RECORDS FOR THIS EXERCISE Block Start

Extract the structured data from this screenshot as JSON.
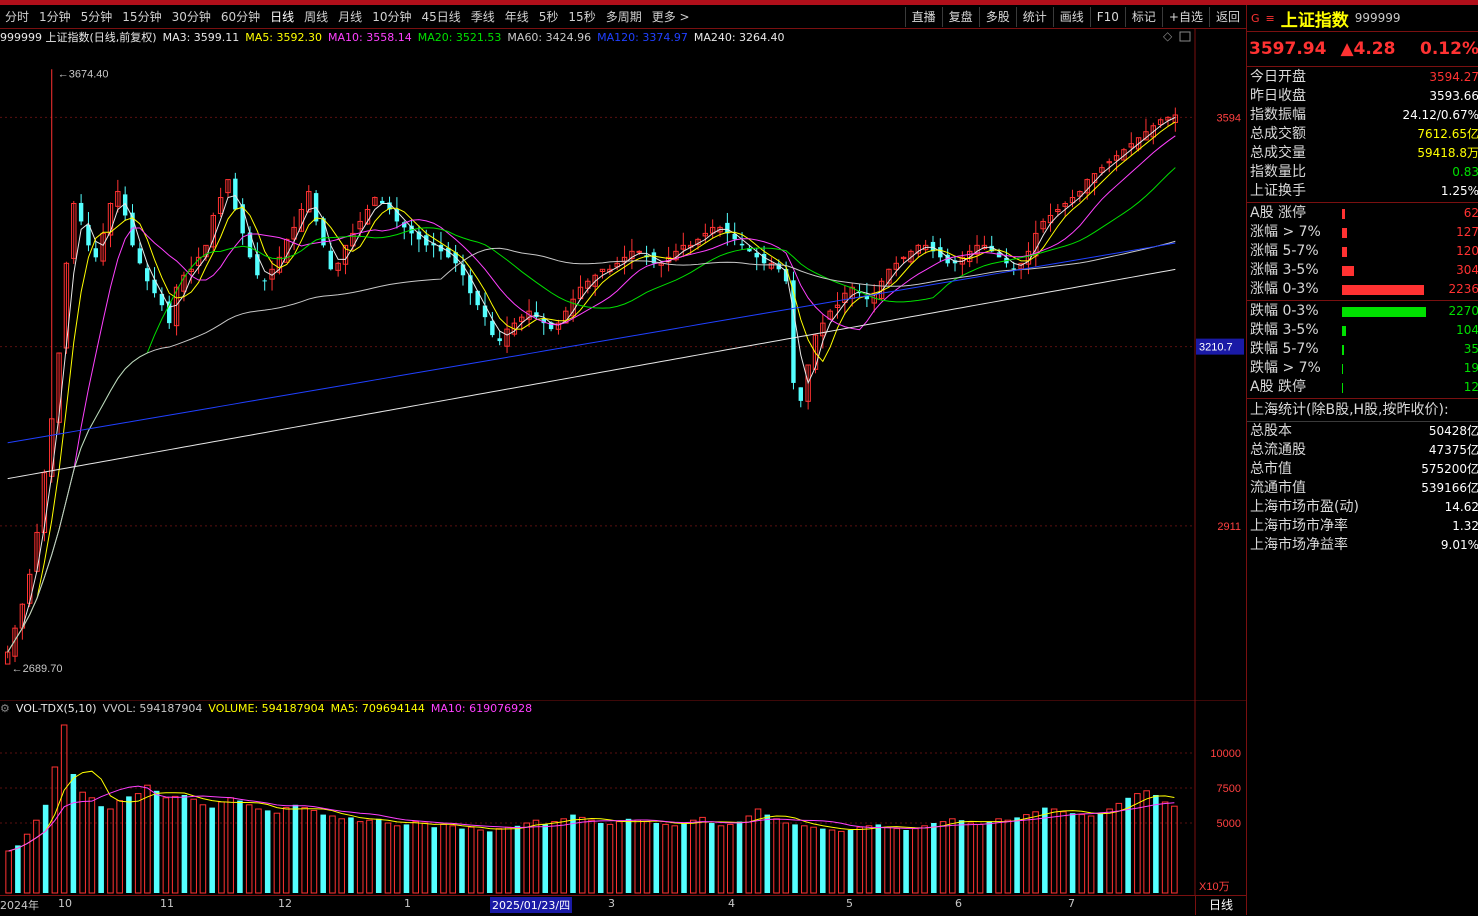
{
  "toolbar": {
    "periods": [
      "分时",
      "1分钟",
      "5分钟",
      "15分钟",
      "30分钟",
      "60分钟",
      "日线",
      "周线",
      "月线",
      "10分钟",
      "45日线",
      "季线",
      "年线",
      "5秒",
      "15秒",
      "多周期",
      "更多 >"
    ],
    "active_period": "日线",
    "tools": [
      "直播",
      "复盘",
      "多股",
      "统计",
      "画线",
      "F10",
      "标记",
      "+自选",
      "返回"
    ]
  },
  "main_legend": {
    "title": "999999 上证指数(日线,前复权)",
    "items": [
      {
        "label": "MA3: 3599.11",
        "color": "#e8e8e8"
      },
      {
        "label": "MA5: 3592.30",
        "color": "#ffff00"
      },
      {
        "label": "MA10: 3558.14",
        "color": "#ff40ff"
      },
      {
        "label": "MA20: 3521.53",
        "color": "#00e000"
      },
      {
        "label": "MA60: 3424.96",
        "color": "#c8c8c8"
      },
      {
        "label": "MA120: 3374.97",
        "color": "#2040ff"
      },
      {
        "label": "MA240: 3264.40",
        "color": "#e8e8e8"
      }
    ]
  },
  "vol_legend": {
    "title": "VOL-TDX(5,10)",
    "items": [
      {
        "label": "VVOL: 594187904",
        "color": "#c8c8c8"
      },
      {
        "label": "VOLUME: 594187904",
        "color": "#ffff00"
      },
      {
        "label": "MA5: 709694144",
        "color": "#ffff00"
      },
      {
        "label": "MA10: 619076928",
        "color": "#ff40ff"
      }
    ]
  },
  "chart_data": {
    "type": "candlestick",
    "title": "上证指数 日线",
    "price_axis_ticks": [
      3594,
      3210.7,
      2911
    ],
    "price_axis_range": [
      2660,
      3710
    ],
    "annotations": {
      "high": "3674.40",
      "low": "2689.70",
      "current_marker": "3210.7"
    },
    "x_labels": [
      "2024年",
      "10",
      "11",
      "12",
      "1",
      "2025/01/23/四",
      "3",
      "4",
      "5",
      "6",
      "7"
    ],
    "close_series": [
      2700,
      2740,
      2780,
      2830,
      2900,
      3000,
      3090,
      3200,
      3350,
      3450,
      3420,
      3380,
      3360,
      3400,
      3450,
      3470,
      3430,
      3380,
      3350,
      3320,
      3300,
      3280,
      3250,
      3310,
      3330,
      3340,
      3360,
      3380,
      3430,
      3460,
      3490,
      3440,
      3400,
      3360,
      3330,
      3320,
      3340,
      3360,
      3390,
      3410,
      3440,
      3470,
      3420,
      3380,
      3340,
      3350,
      3380,
      3400,
      3420,
      3440,
      3460,
      3450,
      3440,
      3420,
      3410,
      3400,
      3390,
      3380,
      3380,
      3370,
      3360,
      3350,
      3330,
      3300,
      3280,
      3260,
      3230,
      3220,
      3240,
      3250,
      3260,
      3270,
      3260,
      3250,
      3240,
      3250,
      3270,
      3290,
      3310,
      3320,
      3330,
      3340,
      3340,
      3350,
      3360,
      3370,
      3370,
      3360,
      3350,
      3350,
      3360,
      3370,
      3380,
      3380,
      3390,
      3400,
      3410,
      3410,
      3400,
      3390,
      3380,
      3370,
      3360,
      3350,
      3350,
      3340,
      3320,
      3150,
      3120,
      3180,
      3230,
      3250,
      3270,
      3280,
      3300,
      3310,
      3300,
      3290,
      3300,
      3320,
      3340,
      3350,
      3360,
      3370,
      3380,
      3380,
      3370,
      3360,
      3350,
      3350,
      3360,
      3370,
      3380,
      3380,
      3370,
      3360,
      3350,
      3340,
      3350,
      3370,
      3400,
      3420,
      3430,
      3440,
      3450,
      3460,
      3470,
      3490,
      3500,
      3510,
      3520,
      3530,
      3540,
      3550,
      3560,
      3570,
      3580,
      3590,
      3594,
      3598
    ],
    "volume_axis_ticks": [
      10000,
      7500,
      5000
    ],
    "volume_unit": "X10万",
    "volume_series": [
      3000,
      3400,
      4200,
      5200,
      6300,
      9000,
      12000,
      8500,
      7200,
      6800,
      6200,
      6000,
      6600,
      6900,
      7100,
      7700,
      7300,
      6800,
      6900,
      7000,
      6700,
      6300,
      6100,
      6500,
      6800,
      6600,
      6300,
      6000,
      5900,
      5700,
      6100,
      6300,
      6100,
      5900,
      5600,
      5500,
      5300,
      5400,
      5100,
      5200,
      5300,
      5000,
      4800,
      4900,
      5100,
      5000,
      4700,
      4900,
      4800,
      4600,
      4700,
      4500,
      4400,
      4600,
      4700,
      4800,
      5000,
      5200,
      4900,
      5100,
      5300,
      5600,
      5400,
      5200,
      5000,
      4900,
      5100,
      5300,
      5200,
      5100,
      5000,
      4900,
      4800,
      5000,
      5200,
      5400,
      5000,
      4800,
      4900,
      5100,
      5500,
      6000,
      5600,
      5300,
      5000,
      4900,
      4800,
      4700,
      4600,
      4500,
      4400,
      4500,
      4700,
      4800,
      4900,
      4700,
      4600,
      4500,
      4600,
      4800,
      5000,
      5100,
      5300,
      5200,
      5000,
      4900,
      5100,
      5300,
      5200,
      5400,
      5600,
      5800,
      6100,
      6000,
      5800,
      5700,
      5600,
      5500,
      5700,
      6000,
      6400,
      6800,
      7100,
      7300,
      7000,
      6500,
      6200
    ]
  },
  "side": {
    "g": "G",
    "menu": "≡",
    "name": "上证指数",
    "code": "999999",
    "price": "3597.94",
    "change": "▲4.28",
    "pct": "0.12%",
    "info": [
      {
        "k": "今日开盘",
        "v": "3594.27",
        "c": "#ff3232"
      },
      {
        "k": "昨日收盘",
        "v": "3593.66",
        "c": "#ffffff"
      },
      {
        "k": "指数振幅",
        "v": "24.12/0.67%",
        "c": "#ffffff"
      },
      {
        "k": "总成交额",
        "v": "7612.65亿",
        "c": "#ffff00"
      },
      {
        "k": "总成交量",
        "v": "59418.8万",
        "c": "#ffff00"
      },
      {
        "k": "指数量比",
        "v": "0.83",
        "c": "#00e000"
      },
      {
        "k": "上证换手",
        "v": "1.25%",
        "c": "#ffffff"
      }
    ],
    "breadth": [
      {
        "k": "A股 涨停",
        "v": "62",
        "c": "#ff3232",
        "bar": 3
      },
      {
        "k": "涨幅 > 7%",
        "v": "127",
        "c": "#ff3232",
        "bar": 5
      },
      {
        "k": "涨幅 5-7%",
        "v": "120",
        "c": "#ff3232",
        "bar": 5
      },
      {
        "k": "涨幅 3-5%",
        "v": "304",
        "c": "#ff3232",
        "bar": 12
      },
      {
        "k": "涨幅 0-3%",
        "v": "2236",
        "c": "#ff3232",
        "bar": 82
      },
      {
        "k": "跌幅 0-3%",
        "v": "2270",
        "c": "#00e000",
        "bar": 84
      },
      {
        "k": "跌幅 3-5%",
        "v": "104",
        "c": "#00e000",
        "bar": 4
      },
      {
        "k": "跌幅 5-7%",
        "v": "35",
        "c": "#00e000",
        "bar": 2
      },
      {
        "k": "跌幅 > 7%",
        "v": "19",
        "c": "#00e000",
        "bar": 1
      },
      {
        "k": "A股 跌停",
        "v": "12",
        "c": "#00e000",
        "bar": 1
      }
    ],
    "stats_title": "上海统计(除B股,H股,按昨收价):",
    "stats": [
      {
        "k": "总股本",
        "v": "50428亿"
      },
      {
        "k": "总流通股",
        "v": "47375亿"
      },
      {
        "k": "总市值",
        "v": "575200亿"
      },
      {
        "k": "流通市值",
        "v": "539166亿"
      },
      {
        "k": "上海市场市盈(动)",
        "v": "14.62"
      },
      {
        "k": "上海市场市净率",
        "v": "1.32"
      },
      {
        "k": "上海市场净益率",
        "v": "9.01%"
      }
    ]
  },
  "x_axis_period": "日线"
}
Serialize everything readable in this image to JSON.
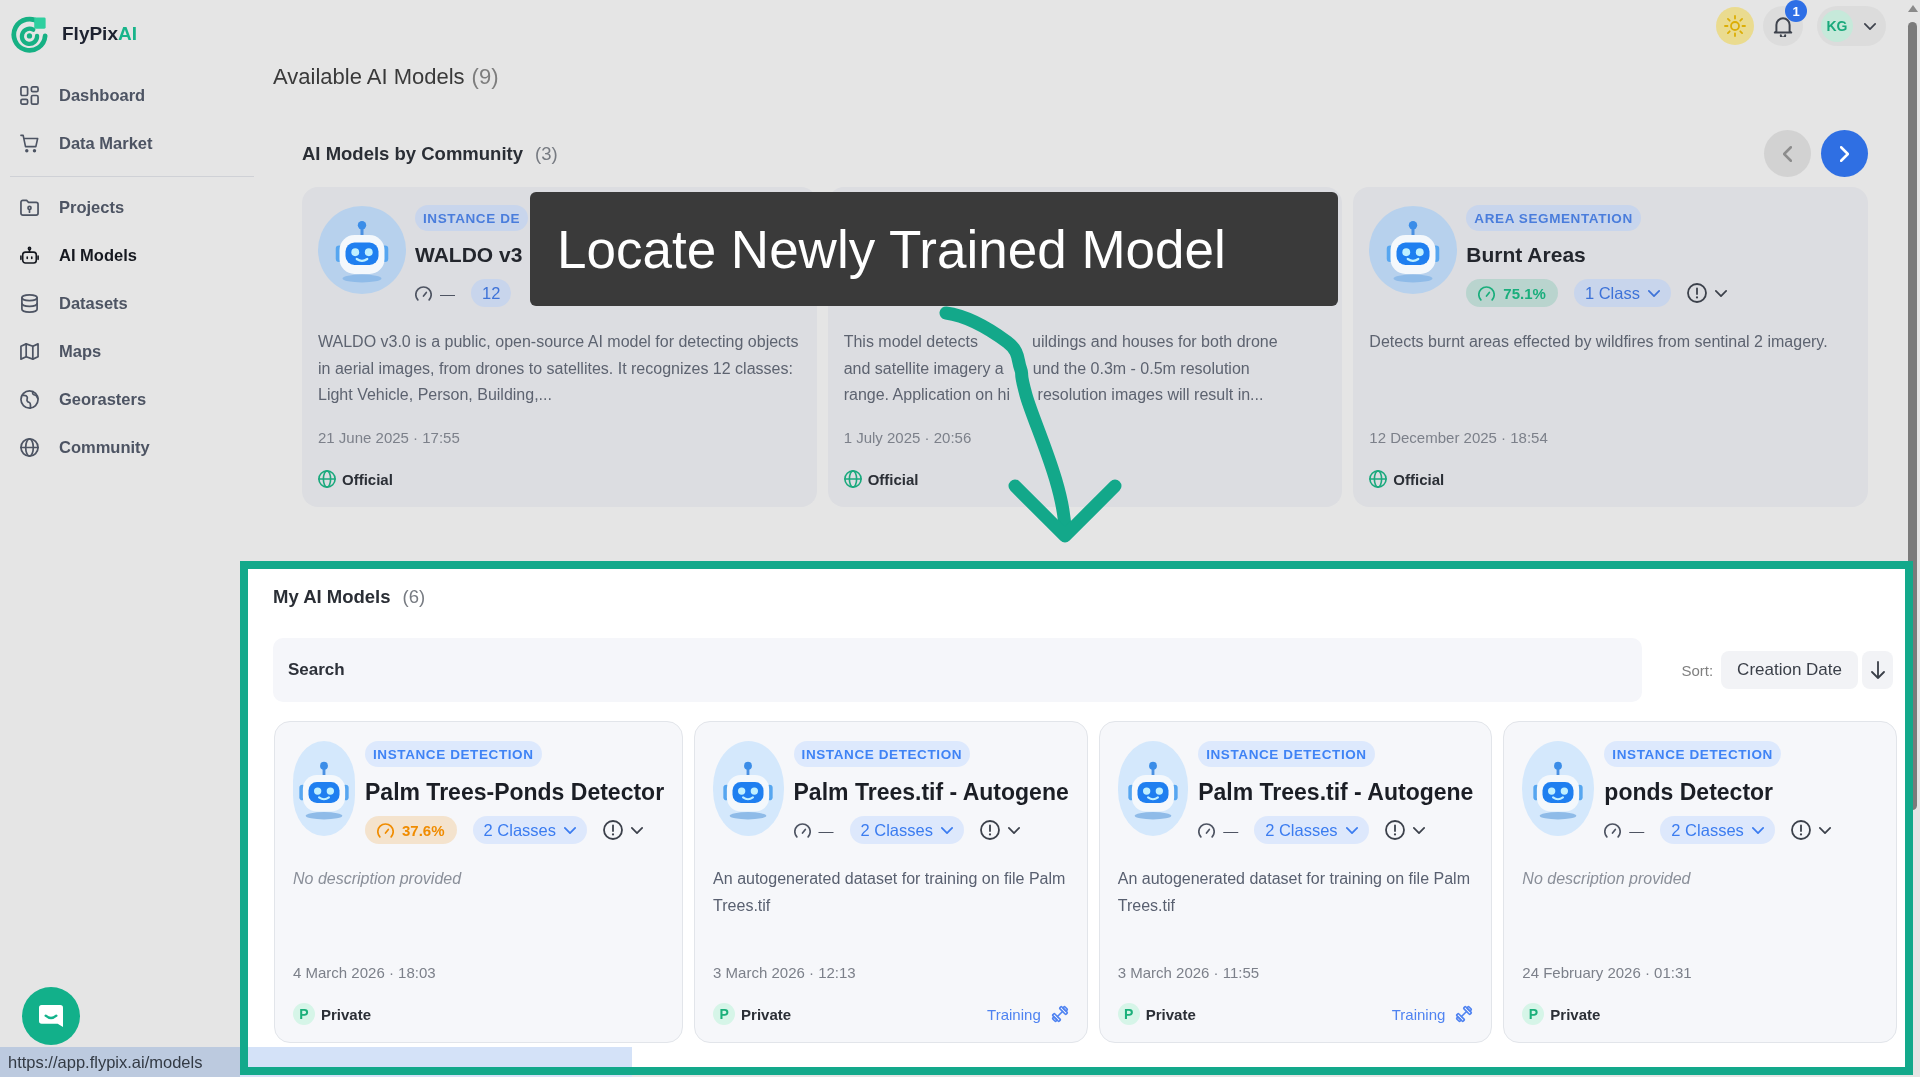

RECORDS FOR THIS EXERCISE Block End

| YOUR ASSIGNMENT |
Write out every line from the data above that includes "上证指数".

| RESULT OF THE TASK |
    "title": "999999 上证指数(日线,前复权)",
    "title": "上证指数 日线",
    "name": "上证指数",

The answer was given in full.